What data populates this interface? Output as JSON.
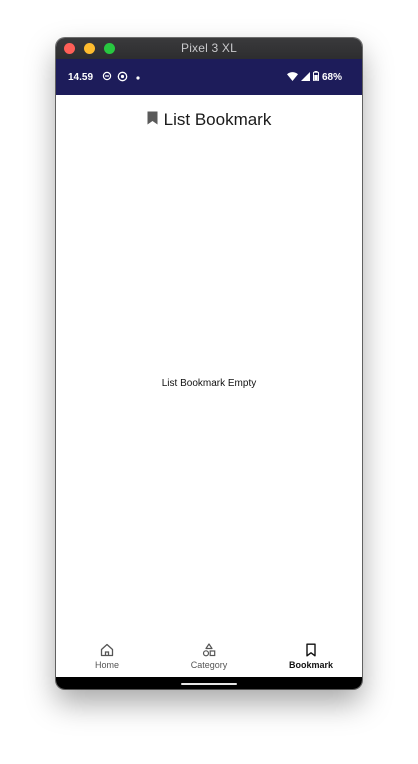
{
  "window": {
    "title": "Pixel 3 XL"
  },
  "status_bar": {
    "time": "14.59",
    "battery": "68%",
    "icons": [
      "sync-icon",
      "settings-icon",
      "notification-dot-icon",
      "wifi-icon",
      "signal-icon",
      "battery-icon"
    ]
  },
  "page": {
    "title": "List Bookmark",
    "title_icon": "bookmark-icon",
    "empty_message": "List Bookmark Empty"
  },
  "bottom_nav": {
    "items": [
      {
        "label": "Home",
        "icon": "home-icon",
        "active": false
      },
      {
        "label": "Category",
        "icon": "category-icon",
        "active": false
      },
      {
        "label": "Bookmark",
        "icon": "bookmark-outline-icon",
        "active": true
      }
    ]
  },
  "colors": {
    "status_bar_bg": "#1d1c5a",
    "active_nav": "#111111",
    "inactive_nav": "#555555"
  }
}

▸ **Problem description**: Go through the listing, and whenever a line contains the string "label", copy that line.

▸ **Solution to this task**:
        "label": "Home",
        "label": "Category",
        "label": "Bookmark",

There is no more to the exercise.